Idaho Sen. Mike Crapo and Washington Sen. Maria Cantwell say a federal agency has been delaying for nearly a year its approval of a new American Viticulture Area taking in the wine-grape growing and production area in the Lewis-Clark Valley, including parts of four north-central Idaho counties and three counties in eastern Washington. With this year’s cut-off for bottling the wine approaching, Crapo, a Republican, and Cantwell, a Democrat, have written a letter to the agency strongly urging approval of the new AVA area by April 20, to avoid a “major setback for economic development in the region.”
Past designations of new viticulture areas have taken seven months to process, the two senators said, but the Lewis-Clark Valley’s petition has been sitting at the Treasury Department’s Alcohol and Tobacco Tax and Trade Bureau for 358 days.
The counties affected are parts of Nez Perce, Clearwater, Latah and Lewis County in Idaho and Asotin, Garfield and Whitman County in Washington.
The Lewis-Clark Valley Wine Alliance, a group of wine grape growers, wineries, and economic development and tourism organizations, has worked since 2009 with community stakeholders and federal agency to get the designation for the area, the two senators said. An AVA designation recognizes a wine-grape growing and production area that is distinguished for its unique geography and climate.
Moya Dolsby, executive director of the Idaho Wine Commission, said, "The proposed Lewis-Clark Valley AVA has a distinct terroir encompassing over 300,000 acres in which 81 acres are made up of vineyards. The potential economic impact of the AVA could provide a great boost to the local economy, in addition to shining a light on the high quality wines coming from this region.”
Washington State Wine Commission President Steve Warner said, “The Lewis-Clark Valley AVA will be Washington State’s 14th AVA and is important to the continued strong growth of the Washington State wine industry,” which he said contributes more than five billion dollars in economic impact to the state and supports more than 25,000 jobs.
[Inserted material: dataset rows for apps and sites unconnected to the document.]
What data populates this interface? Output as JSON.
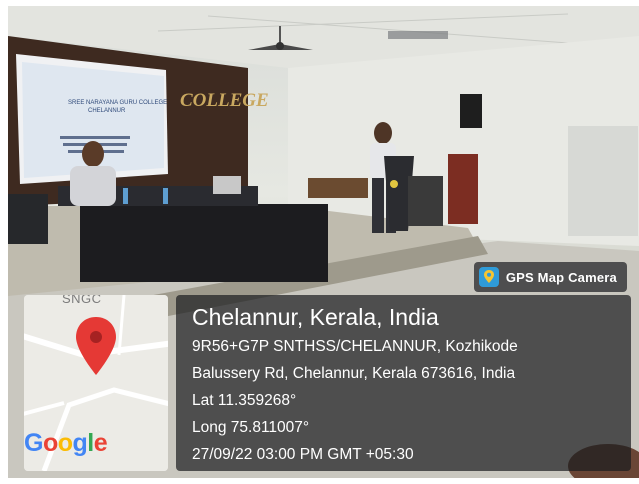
{
  "photo": {
    "wall_sign": "COLLEGE",
    "projector_slide": {
      "title_line1": "SREE NARAYANA GURU COLLEGE",
      "title_line2": "CHELANNUR"
    }
  },
  "badge": {
    "label": "GPS Map Camera",
    "icon": "map-pin-app-icon"
  },
  "map": {
    "street_label": "SNGC",
    "brand": {
      "letters": [
        "G",
        "o",
        "o",
        "g",
        "l",
        "e"
      ],
      "colors": [
        "#4285f4",
        "#ea4335",
        "#fbbc05",
        "#4285f4",
        "#34a853",
        "#ea4335"
      ]
    },
    "pin_color": "#e53935"
  },
  "location": {
    "place": "Chelannur, Kerala, India",
    "address_line1": "9R56+G7P SNTHSS/CHELANNUR, Kozhikode",
    "address_line2": "Balussery Rd, Chelannur, Kerala 673616, India",
    "lat": "Lat 11.359268°",
    "long": "Long 75.811007°",
    "datetime": "27/09/22 03:00 PM GMT +05:30"
  }
}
The agency issued a proposed rule on the designation on April 13, 2015, and opened it up for public comment through June 15, 2015. It then opened a second comment period on a proposal to consider a modification regarding realignment of the neighboring Columbia Valley AVA. That second comment period closed Nov. 27, 2015; comments during both periods were overwhelmingly supportive, the two senators said.